I’m not even sure if I’m answering your question [laughs].
No, no, you definitely are.
But it’s huge. I mean it’s huge for most of the great horror writers. The great horror writers are really into this kind of utopian view of the universe in many cases, you know? There are George Romero movies like Night of the Living Dead, Day of Dead, Dawn of the Dead. They usually end up with a group of people of all races and creeds and colors and sexuality. And I think that influenced Kirkman to create The Walking Dead which, also, that’s the strength of The Walking Dead is that, The Walking Dead is about stripping away all the prejudices and norms of civilization until all you have is just the primal survival.
So, there are really no more color boundaries, you know, there really are no racial issues anymore. It’s all about survival and that appeals to a lot of people. I think we have so many fans and it’s impossible to say what the average fan is of The Walking Dead. They’re all over the map. They’re every color, every race. They’re grandmothers, they’re little kids, they’re entire families. It has that feel to it and I think horror is one of those genres that’s just super, super, primordial. Just seminal, that’s essentially human behavior and extreme, you know? I think it appeals to a wide range of people so you see a wide range of heroes and characters in horror.
I mean, there’s a lot of women horror writers that have shaped the whole genre. I’ve always thought that. I’ve been helped along the way by women just as much as men. Tina Jens is a woman that mentored me and helped me. Then there are others like Nancy Collins, who’s a great, goth, cool, hipster, horror writer and I was always a huge fan of hers and I got to meet her and get to know her a little bit. I’m sorry that’s a really long answer to your question [laughs].
No, that’s great. That actually leads into my next question which is, who are some authors you admire that you feel have helped with diversity in literature?
Harlan Ellison is another guy that really influenced me and helped me and when I got to know him, I learned so much from him. Peter Straub, is another guy that I’ve read and admired and when I got to know him he helped me out. God, there’s so many. I mean, you have to be a big reader if you’re going to be a professional writer, I always thought.
While diversity is becoming more and more apparent in literature and in other forms of media, creators have to keep pushing forward in that movement. Writers, of course, need to write more diverse plots and characters, but what do you suggest readers do to bring more awareness to diverse characters in speculative or horror fiction? Or what have they done to support these stories?

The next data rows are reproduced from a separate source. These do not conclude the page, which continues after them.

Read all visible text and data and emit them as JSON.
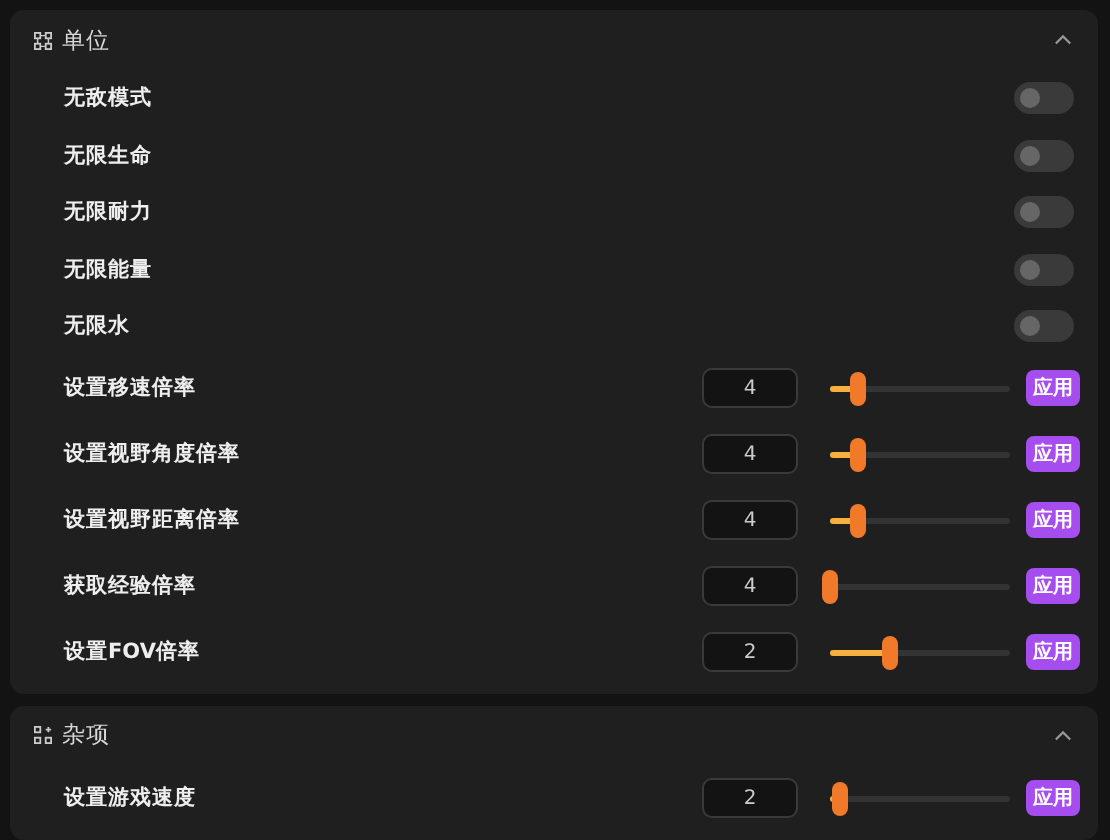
{
  "sections": [
    {
      "title": "单位",
      "expanded": true,
      "items": [
        {
          "kind": "toggle",
          "label": "无敌模式",
          "on": false
        },
        {
          "kind": "toggle",
          "label": "无限生命",
          "on": false
        },
        {
          "kind": "toggle",
          "label": "无限耐力",
          "on": false
        },
        {
          "kind": "toggle",
          "label": "无限能量",
          "on": false
        },
        {
          "kind": "toggle",
          "label": "无限水",
          "on": false
        },
        {
          "kind": "slider",
          "label": "设置移速倍率",
          "value": "4",
          "level": 0.15,
          "button": "应用"
        },
        {
          "kind": "slider",
          "label": "设置视野角度倍率",
          "value": "4",
          "level": 0.15,
          "button": "应用"
        },
        {
          "kind": "slider",
          "label": "设置视野距离倍率",
          "value": "4",
          "level": 0.15,
          "button": "应用"
        },
        {
          "kind": "slider",
          "label": "获取经验倍率",
          "value": "4",
          "level": 0,
          "button": "应用"
        },
        {
          "kind": "slider",
          "label": "设置FOV倍率",
          "value": "2",
          "level": 0.33,
          "button": "应用"
        }
      ]
    },
    {
      "title": "杂项",
      "expanded": true,
      "items": [
        {
          "kind": "slider",
          "label": "设置游戏速度",
          "value": "2",
          "level": 0.05,
          "button": "应用"
        }
      ]
    }
  ]
}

This is a fascinating question. I think readers already bring diversity through their own experiences. They overlay a template of their own culture that often enhances the reading process. Because the bottom line for all readers is that they complete the imagery and feelings in their own psyches.

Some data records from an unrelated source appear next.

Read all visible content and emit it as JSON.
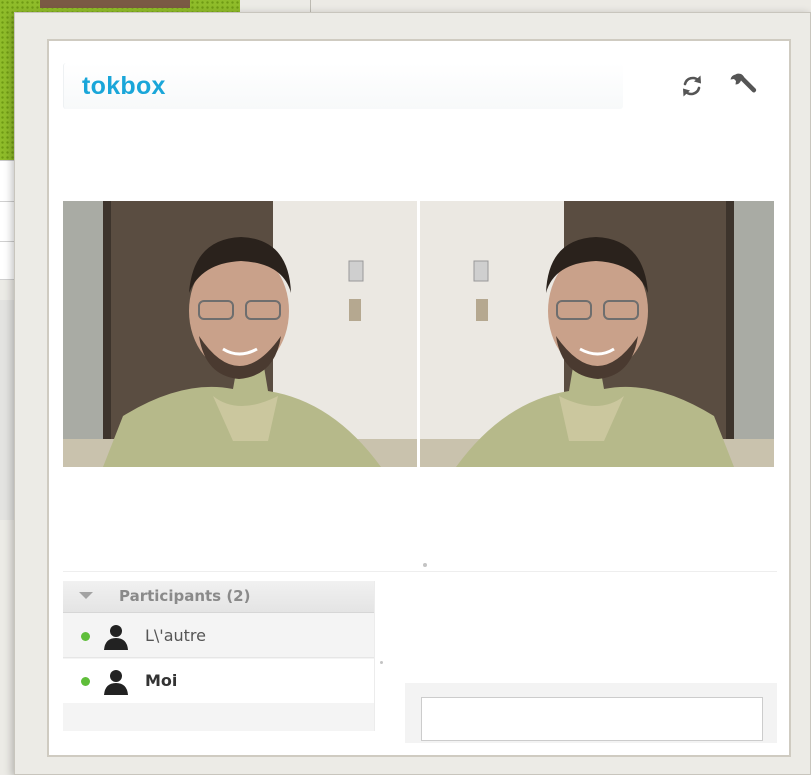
{
  "app": {
    "logo_text": "tokbox",
    "brand_color": "#1aa6d9"
  },
  "toolbar": {
    "refresh_icon": "refresh-icon",
    "settings_icon": "wrench-icon"
  },
  "videos": [
    {
      "name": "video-stream-remote"
    },
    {
      "name": "video-stream-local"
    }
  ],
  "participants": {
    "title": "Participants (2)",
    "items": [
      {
        "label": "L\\'autre",
        "status": "online",
        "status_color": "#5fbe3a"
      },
      {
        "label": "Moi",
        "status": "online",
        "status_color": "#5fbe3a"
      }
    ]
  },
  "chat": {
    "input_value": ""
  }
}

For readers to get the opportunity to support, publishers have to first accept said stories. How can we get publishers interested in these stories without them complaining that it’s “not relatable”? I've heard this to be the case on why stories aren't published sometimes.

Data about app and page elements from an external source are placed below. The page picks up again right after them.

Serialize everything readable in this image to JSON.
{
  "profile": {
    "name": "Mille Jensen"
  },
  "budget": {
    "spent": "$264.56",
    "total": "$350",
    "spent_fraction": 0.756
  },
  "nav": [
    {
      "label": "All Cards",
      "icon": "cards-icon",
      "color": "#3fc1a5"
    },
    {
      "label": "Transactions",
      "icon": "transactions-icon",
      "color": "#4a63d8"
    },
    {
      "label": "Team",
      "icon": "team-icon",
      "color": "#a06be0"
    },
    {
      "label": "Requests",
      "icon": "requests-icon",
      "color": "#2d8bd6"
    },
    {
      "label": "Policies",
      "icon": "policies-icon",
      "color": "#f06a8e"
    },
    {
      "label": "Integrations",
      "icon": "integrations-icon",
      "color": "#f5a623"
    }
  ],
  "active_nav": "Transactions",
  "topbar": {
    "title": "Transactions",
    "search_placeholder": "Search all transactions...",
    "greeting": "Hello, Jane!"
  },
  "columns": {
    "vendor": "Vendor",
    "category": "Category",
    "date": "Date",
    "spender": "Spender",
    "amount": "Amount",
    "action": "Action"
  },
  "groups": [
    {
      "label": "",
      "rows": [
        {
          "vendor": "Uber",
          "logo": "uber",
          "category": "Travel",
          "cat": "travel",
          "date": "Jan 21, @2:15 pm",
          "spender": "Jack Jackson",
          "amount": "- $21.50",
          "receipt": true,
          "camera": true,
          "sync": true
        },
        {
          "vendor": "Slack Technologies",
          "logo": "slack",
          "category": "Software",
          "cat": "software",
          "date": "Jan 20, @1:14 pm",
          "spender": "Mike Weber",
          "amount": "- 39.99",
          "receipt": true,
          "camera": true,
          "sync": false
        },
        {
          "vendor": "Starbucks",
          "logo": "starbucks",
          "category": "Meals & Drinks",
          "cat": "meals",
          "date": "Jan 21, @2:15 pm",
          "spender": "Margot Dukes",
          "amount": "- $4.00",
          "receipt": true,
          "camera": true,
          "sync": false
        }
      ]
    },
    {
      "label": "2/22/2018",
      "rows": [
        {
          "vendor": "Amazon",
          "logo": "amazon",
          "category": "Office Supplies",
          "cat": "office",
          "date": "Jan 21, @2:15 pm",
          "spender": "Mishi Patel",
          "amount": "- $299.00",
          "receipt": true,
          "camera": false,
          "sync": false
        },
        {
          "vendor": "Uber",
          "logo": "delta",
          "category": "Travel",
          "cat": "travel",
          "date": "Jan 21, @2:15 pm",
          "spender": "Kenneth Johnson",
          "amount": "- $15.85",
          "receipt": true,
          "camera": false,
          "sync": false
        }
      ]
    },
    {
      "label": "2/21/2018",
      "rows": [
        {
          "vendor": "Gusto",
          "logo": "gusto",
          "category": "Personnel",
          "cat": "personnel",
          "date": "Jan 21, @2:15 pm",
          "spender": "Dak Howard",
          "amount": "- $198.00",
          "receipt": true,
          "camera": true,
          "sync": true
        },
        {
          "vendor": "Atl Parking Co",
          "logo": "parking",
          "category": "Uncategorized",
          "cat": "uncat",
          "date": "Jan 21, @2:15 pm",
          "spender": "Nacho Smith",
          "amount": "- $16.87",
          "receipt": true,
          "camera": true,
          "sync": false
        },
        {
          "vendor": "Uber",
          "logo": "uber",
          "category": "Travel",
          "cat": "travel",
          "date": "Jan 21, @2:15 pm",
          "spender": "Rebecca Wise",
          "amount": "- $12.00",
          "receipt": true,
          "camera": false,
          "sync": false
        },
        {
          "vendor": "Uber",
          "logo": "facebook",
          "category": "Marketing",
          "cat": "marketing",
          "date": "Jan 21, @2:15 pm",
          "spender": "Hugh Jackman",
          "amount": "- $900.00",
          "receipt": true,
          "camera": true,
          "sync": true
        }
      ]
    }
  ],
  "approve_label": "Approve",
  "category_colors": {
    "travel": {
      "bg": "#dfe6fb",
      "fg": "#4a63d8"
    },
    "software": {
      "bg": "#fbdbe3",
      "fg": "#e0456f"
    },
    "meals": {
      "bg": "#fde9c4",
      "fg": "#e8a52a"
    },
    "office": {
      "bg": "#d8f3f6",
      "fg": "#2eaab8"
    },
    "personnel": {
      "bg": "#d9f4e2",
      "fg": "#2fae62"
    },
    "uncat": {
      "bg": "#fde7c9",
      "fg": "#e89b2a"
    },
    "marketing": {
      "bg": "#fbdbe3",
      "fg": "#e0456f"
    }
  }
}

I’ve always believed that the more specific a story is - or “diverse” - the more universal it is. And I think the best publishers know this, and act on this, and are attracted to diverse stories. I think it was Duke Ellington who said, “There’s only two kinds of music...good music and bad music.” I think the same applies to stories.
Jay Bonansinga’s latest Walking Dead novel, Return to Woodbury, is out now. See the dynamic Lilly Caul in action and look out for future novels from Jay Bonansinga. Meanwhile, think of ways you as a reader can support more diverse works and if you’re a creator, help bring those diverse stories into fruition, so the change keeps growing and growing just as Bonansinga has done with his works.